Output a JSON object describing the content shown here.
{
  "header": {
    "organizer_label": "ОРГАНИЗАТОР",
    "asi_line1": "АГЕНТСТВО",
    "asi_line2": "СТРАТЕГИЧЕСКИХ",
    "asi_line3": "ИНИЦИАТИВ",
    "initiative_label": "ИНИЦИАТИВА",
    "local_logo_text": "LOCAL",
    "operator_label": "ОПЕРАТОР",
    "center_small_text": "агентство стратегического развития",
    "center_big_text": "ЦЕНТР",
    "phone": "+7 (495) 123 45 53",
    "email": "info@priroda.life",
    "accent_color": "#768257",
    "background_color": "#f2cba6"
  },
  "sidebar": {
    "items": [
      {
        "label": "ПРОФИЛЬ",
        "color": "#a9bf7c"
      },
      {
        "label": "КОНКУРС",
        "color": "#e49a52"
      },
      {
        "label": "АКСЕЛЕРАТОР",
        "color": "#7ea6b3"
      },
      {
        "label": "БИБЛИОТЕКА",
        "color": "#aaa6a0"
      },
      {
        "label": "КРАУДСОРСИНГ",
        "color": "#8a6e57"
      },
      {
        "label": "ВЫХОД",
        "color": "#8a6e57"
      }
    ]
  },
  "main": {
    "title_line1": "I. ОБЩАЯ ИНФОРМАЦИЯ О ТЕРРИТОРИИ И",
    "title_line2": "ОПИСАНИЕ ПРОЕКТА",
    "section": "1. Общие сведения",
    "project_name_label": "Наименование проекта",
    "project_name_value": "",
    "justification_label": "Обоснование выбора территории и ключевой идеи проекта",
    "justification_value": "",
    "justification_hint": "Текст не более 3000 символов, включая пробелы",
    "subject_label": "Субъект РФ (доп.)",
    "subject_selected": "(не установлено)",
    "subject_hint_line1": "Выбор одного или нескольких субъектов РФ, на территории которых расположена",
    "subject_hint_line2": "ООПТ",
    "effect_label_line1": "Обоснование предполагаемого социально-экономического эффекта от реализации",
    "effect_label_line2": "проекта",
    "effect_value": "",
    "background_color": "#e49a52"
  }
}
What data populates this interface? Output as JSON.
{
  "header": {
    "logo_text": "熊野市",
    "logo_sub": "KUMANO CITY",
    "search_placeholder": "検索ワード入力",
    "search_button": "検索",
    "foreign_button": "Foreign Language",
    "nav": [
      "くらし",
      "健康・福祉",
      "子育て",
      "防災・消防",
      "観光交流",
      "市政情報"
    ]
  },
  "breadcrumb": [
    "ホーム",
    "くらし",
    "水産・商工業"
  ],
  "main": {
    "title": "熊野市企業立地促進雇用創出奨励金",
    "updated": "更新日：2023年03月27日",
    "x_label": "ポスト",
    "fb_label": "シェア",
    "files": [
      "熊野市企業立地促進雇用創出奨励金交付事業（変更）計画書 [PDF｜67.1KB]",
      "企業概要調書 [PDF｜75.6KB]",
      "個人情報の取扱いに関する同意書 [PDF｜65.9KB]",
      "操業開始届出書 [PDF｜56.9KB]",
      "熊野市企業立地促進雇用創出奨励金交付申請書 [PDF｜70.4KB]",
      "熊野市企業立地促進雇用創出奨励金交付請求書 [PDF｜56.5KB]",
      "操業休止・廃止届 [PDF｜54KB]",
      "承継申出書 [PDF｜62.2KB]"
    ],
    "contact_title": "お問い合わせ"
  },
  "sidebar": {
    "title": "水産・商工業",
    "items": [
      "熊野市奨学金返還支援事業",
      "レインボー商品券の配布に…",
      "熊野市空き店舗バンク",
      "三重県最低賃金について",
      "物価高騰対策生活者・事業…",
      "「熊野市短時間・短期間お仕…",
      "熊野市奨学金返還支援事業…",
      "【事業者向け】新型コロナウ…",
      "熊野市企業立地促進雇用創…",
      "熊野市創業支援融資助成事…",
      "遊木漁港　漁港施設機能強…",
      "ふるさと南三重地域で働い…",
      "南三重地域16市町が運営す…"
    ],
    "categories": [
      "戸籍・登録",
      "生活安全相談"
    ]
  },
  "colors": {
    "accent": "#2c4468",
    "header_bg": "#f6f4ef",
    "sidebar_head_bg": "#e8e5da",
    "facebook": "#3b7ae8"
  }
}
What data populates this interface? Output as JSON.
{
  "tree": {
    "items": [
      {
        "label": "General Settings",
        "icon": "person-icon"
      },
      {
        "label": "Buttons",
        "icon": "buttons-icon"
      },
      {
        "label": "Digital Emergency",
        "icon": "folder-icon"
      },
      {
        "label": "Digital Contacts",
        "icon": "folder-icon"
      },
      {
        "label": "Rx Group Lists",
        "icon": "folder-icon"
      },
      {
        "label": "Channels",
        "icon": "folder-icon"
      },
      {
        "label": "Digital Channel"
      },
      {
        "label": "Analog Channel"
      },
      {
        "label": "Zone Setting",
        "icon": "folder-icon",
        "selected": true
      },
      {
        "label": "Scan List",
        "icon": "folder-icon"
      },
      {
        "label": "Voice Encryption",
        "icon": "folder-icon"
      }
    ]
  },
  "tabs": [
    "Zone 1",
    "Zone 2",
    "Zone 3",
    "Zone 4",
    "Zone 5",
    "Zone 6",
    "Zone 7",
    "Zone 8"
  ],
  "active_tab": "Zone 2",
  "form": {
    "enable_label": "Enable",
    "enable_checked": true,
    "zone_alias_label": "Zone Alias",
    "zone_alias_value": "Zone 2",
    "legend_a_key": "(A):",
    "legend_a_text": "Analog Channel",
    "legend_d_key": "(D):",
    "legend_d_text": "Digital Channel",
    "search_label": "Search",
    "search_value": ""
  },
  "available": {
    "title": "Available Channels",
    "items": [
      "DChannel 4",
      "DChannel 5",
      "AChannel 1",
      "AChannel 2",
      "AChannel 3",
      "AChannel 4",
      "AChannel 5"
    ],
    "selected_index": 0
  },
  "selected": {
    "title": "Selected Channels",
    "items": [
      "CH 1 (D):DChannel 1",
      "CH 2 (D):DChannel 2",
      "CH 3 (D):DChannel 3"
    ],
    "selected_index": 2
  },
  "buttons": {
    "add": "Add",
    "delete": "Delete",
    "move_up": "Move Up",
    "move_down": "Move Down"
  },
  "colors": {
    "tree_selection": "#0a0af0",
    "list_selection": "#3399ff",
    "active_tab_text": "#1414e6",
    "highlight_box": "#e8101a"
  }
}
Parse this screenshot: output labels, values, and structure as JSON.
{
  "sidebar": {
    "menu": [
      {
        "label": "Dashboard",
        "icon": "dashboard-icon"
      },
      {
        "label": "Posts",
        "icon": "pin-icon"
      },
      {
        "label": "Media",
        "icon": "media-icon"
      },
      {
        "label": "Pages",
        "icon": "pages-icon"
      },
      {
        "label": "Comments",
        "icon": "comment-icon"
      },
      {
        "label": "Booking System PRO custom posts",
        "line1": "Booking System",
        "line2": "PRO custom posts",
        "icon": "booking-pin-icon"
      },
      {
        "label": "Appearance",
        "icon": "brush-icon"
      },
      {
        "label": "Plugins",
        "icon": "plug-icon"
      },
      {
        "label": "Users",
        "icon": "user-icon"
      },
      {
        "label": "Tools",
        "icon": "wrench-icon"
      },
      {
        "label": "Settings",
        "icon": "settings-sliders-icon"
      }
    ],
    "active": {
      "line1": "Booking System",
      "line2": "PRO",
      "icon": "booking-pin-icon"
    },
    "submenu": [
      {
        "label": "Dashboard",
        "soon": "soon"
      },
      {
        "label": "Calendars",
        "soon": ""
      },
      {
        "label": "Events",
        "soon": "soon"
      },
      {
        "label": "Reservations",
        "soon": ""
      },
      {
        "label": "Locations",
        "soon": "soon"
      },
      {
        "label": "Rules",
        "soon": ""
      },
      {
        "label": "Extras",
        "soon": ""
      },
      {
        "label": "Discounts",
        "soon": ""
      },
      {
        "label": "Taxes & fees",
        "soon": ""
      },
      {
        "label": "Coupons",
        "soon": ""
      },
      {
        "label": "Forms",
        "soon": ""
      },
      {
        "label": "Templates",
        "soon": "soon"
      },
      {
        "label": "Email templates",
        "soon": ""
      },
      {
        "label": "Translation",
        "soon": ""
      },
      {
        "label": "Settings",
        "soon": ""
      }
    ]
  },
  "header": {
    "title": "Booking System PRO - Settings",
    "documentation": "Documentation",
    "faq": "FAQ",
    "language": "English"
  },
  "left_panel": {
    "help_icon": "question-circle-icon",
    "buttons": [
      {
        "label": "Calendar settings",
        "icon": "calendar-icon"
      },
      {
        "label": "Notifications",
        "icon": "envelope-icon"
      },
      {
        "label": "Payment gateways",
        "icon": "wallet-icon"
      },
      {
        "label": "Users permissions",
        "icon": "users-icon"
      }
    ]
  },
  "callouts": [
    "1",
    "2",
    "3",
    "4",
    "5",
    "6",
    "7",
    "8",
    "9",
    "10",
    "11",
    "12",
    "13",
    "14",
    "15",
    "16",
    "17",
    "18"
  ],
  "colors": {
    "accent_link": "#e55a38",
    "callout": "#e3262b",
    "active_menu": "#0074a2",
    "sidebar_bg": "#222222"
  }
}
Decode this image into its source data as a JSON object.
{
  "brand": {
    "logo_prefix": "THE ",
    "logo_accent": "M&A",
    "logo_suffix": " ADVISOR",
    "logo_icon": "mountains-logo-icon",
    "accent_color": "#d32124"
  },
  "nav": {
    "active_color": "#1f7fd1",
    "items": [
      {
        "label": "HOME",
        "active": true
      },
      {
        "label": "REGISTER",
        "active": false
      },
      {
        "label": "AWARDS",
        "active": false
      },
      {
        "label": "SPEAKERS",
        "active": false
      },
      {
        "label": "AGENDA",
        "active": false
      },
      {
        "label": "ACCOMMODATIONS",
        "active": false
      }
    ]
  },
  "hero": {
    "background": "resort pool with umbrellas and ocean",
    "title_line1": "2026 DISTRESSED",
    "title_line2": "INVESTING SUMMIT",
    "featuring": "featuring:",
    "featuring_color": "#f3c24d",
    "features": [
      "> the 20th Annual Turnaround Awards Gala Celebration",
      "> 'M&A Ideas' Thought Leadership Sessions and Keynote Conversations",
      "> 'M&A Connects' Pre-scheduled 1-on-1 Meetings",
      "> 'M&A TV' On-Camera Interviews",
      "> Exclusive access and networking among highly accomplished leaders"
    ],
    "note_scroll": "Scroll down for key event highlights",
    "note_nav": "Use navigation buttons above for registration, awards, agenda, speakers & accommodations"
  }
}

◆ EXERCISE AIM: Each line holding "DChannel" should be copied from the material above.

◆ RESPONSE:
      "DChannel 4",
      "DChannel 5",
      "CH 1 (D):DChannel 1",
      "CH 2 (D):DChannel 2",
      "CH 3 (D):DChannel 3"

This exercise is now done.